If I understand it correct, there are different glyphs for the same convention (inside the repeat palette and inside the master palette). Does it really make sense to have different symbols with a segno variation in the repeat palette (which doesn't match with the convention of music notation) and a serpent inside the master palette with the same meaning? I'm not aware about ressources, where a segno-variation/serpent ist placed above a system and could image this different usage/labeling could be more confusing for users.
Would it make sense, to open also an issue for MS4 to this (minor) issue?

It isn't an MS4 issue, but exists since MS2, when the Segno variation got introduced (and uses the one from the Musical Text Font, whereas the one from the master palette is from the Musical Font, and as such fitting the staff size automagically, so only this one is suitable for placing on a barline)

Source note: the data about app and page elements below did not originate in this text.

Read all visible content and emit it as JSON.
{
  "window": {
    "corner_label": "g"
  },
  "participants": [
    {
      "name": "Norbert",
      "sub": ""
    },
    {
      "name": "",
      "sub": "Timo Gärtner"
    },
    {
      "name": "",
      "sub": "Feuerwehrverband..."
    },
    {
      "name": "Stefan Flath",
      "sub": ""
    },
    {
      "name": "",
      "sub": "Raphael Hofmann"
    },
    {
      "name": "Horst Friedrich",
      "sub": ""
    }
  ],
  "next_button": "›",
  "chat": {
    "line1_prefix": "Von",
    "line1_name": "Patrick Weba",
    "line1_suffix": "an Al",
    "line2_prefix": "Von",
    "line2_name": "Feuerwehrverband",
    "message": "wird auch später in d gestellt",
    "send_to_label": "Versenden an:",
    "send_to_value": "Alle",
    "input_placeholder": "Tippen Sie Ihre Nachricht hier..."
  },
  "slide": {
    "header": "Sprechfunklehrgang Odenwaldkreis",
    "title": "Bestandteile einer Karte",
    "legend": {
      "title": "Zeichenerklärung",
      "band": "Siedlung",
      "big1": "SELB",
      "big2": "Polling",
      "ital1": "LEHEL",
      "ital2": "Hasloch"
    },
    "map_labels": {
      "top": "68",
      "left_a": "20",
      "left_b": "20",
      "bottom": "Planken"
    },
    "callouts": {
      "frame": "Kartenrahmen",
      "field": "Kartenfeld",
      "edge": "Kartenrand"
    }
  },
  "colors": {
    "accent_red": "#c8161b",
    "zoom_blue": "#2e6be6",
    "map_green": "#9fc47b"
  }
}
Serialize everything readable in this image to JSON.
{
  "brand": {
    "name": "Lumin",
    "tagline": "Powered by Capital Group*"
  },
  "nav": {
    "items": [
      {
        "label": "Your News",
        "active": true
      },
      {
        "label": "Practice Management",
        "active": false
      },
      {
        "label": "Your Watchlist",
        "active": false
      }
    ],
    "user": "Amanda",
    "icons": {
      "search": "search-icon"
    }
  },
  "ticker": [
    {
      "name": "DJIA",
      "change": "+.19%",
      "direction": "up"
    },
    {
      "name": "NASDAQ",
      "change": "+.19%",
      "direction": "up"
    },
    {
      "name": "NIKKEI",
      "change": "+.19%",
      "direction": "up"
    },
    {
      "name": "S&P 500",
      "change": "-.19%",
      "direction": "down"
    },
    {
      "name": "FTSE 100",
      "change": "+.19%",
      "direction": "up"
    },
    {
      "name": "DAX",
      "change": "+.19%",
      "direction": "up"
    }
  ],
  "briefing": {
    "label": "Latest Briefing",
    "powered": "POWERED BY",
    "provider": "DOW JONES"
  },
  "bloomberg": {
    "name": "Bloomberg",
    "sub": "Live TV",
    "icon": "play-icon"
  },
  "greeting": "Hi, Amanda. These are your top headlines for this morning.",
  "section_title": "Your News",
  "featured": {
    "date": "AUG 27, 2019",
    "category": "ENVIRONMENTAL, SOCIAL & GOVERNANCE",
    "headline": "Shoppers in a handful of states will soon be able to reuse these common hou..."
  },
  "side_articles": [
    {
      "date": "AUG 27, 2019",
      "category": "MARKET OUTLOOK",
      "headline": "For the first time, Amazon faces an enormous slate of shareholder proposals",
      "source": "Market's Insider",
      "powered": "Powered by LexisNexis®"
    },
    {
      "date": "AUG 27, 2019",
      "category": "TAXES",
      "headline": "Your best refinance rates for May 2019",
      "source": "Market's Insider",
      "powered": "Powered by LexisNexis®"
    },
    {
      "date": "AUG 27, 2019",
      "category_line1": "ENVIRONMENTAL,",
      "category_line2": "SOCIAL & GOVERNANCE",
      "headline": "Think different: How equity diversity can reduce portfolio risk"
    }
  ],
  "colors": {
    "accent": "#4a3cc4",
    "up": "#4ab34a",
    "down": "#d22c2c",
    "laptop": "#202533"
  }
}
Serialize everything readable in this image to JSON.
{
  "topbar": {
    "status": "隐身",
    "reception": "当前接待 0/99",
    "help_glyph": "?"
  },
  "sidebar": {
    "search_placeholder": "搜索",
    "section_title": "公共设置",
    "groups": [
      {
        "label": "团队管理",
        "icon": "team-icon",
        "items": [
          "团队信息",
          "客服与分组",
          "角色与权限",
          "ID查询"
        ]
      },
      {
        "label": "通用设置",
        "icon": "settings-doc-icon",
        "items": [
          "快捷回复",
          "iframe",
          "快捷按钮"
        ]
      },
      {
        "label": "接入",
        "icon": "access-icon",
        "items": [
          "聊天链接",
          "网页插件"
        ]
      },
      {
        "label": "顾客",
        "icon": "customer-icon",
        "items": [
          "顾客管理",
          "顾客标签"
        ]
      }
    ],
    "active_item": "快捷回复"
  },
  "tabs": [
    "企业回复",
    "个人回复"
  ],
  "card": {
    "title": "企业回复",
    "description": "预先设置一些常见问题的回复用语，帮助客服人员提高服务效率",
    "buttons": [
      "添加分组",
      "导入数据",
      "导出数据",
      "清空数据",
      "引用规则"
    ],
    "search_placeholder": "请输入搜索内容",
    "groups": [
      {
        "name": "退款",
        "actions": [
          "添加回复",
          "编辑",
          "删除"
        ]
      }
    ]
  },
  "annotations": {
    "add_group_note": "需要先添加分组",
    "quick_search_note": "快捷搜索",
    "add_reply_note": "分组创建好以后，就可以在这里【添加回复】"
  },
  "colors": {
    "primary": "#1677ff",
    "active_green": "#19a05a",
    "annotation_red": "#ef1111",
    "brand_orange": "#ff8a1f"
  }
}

Okay (maybe the developers of MS4 take also look here from time to time). As mentioned (my two cents), I'm not sure about it to offer the musical text font inside the palette, when it isn't the correct way of music notation.